The aim of this article is to inform readers about a recent finding by Advachem SA. Dr Georges Francis presented a paper on this subject at the European Wood Based Panels Symposium in Hamburg in October, 2018, which he explains here. The title of the paper was: A novel additive for wood based panels which can play the roles of flame retardant, formaldehyde catcher and hardener.

Advachem is located in Hautrage, in Belgium, 70km from Brussels and 240km from Paris. This strategic position of the factory, close to the highway between Brussels and Paris enables Advachem to reach a 700km range, and more, to export its chemical production.

The company’s main market is, of course, Belgium, but it also serves Luxembourg, the northern half of France, the western part of Germany and the Netherlands.

Advachem employs 42 people and is involved in the glue sector for wood based panels. Production capacity is 240,000 metric tons of formaldehyde-based resins and 130,000 metric tons of urea formaldehyde concentrate (UFC), produced by three units for continuous production.

The range of resins includes more than 20 glues: UF and MUF for F4*; CARB2; EPF-S for E1 MDF and particleboard panels, both standard and moisture-resistant.

The company’s R&D and technical assistance services’ activities have always occupied a major place at Advachem. Indeed, Advachem is always researching innovations that can meet the real needs of its customers. For example, it provides advice concerning glue mixtures and additives and it proposes workable solutions to any problem a customer may come up with.


Most of the wood based panels produced in Europe are agglomerated with aminoplast binders, which remain – by far – the best compromise in cost/performance and ease of use for such applications.

These binders are thermo-setting resins obtained by controlled poly-condensation of formaldehyde, urea and, possibly, melamine. The commercial presentation of these products is a pre-condensate, or a pre-polymer, in an aqueous phase of welldefined specifications.

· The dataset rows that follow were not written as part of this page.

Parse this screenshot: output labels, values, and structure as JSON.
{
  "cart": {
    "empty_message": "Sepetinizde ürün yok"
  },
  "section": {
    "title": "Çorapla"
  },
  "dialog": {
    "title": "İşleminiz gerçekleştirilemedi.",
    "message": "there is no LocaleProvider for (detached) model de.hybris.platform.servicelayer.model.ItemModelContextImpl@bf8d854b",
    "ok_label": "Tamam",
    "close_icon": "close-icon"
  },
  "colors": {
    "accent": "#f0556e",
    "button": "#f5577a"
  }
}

The final condensation is achieved completely during the cooking of the panel in the press, by the action of the temperature and, generally, the acidification additive, which is the hardener.

A major consumer of these panels is the furniture and interior products sector.

Successive revisions to building and construction codes of practice have increased the requirements for materials to meet specifications with respect to low formaldehyde emission; and to high resistance to spread of flame.

For example, the new US formaldehyde rules are now in effect in all its states and the limit is CARB2, whereas in Europe, we have E1- E0.5 and E0.33.

It was evident, therefore, that the panel products industry was faced with increasing demand for flame retardant panels, with low formaldehyde emission, simultaneously.

However, the ability of the industry to respond effectively to this increasing demand was hampered by the limitations of the availability of adequate additives.

It was thus clearly urgent to propose new additives to meet these needs.

A new additive for panels

The aim of this paper is to inform on a recent finding of Advachem concerning a new additive which imparts both fire resistance and low formaldehyde emissions to panel products.

In developing this additive, the following issues were considered to be important:

  • The product should be available in an aqueous-based reagent system
  • The pH of the product should be slowly acidic to near-neutral
  • The product should be capable of tolerating high platen temperatures
  • The required resin addition level should be normal, not higher
  • The product should be able to give the panel Class B-S2-d0 as a fire retardant
  • The product should be able to provide the panel with low formaldehyde emission, meeting E0.5 and CARB2 standards
  • The product should be considerably “userfriendly”, with ease of handling.

The new additive is marketed under the name “Advachem CF01”.

Flame retardant panels were tested according to the method called SBI (Single Burning Item test). It is a completely new method for fire testing on a medium scale and has been developed through the work of a group of representatives from fire regulators in all CEN countries.

The idea is to simulate the effect of a burning wastepaper basket in the corner of a room. The building product has to be tested 1.5m off the floor, mounted in a corner, and exposed to flames from a triangular gas burner.

The test equipment, meanwhile, is enclosed in a small room with an exhaust system. Heat and smoke (S) production are measured continuously. Burning (B) droplets (D) and flame spread are observed.


This additive appears to offer a number of advantages to the panel products industry. The fact that it can be applied in an aqueous state, and has a pH near neutral, means that it can be handled and used in relative safety.

The product can impart good resistance to flame – and a very low formaldehyde emission level – to panel products. Furthermore, the physical properties of the panels are not compromised.

Perhaps most importantly, our additive is capable of tolerating high platen temperatures, such that significant productivity improvements can be realised.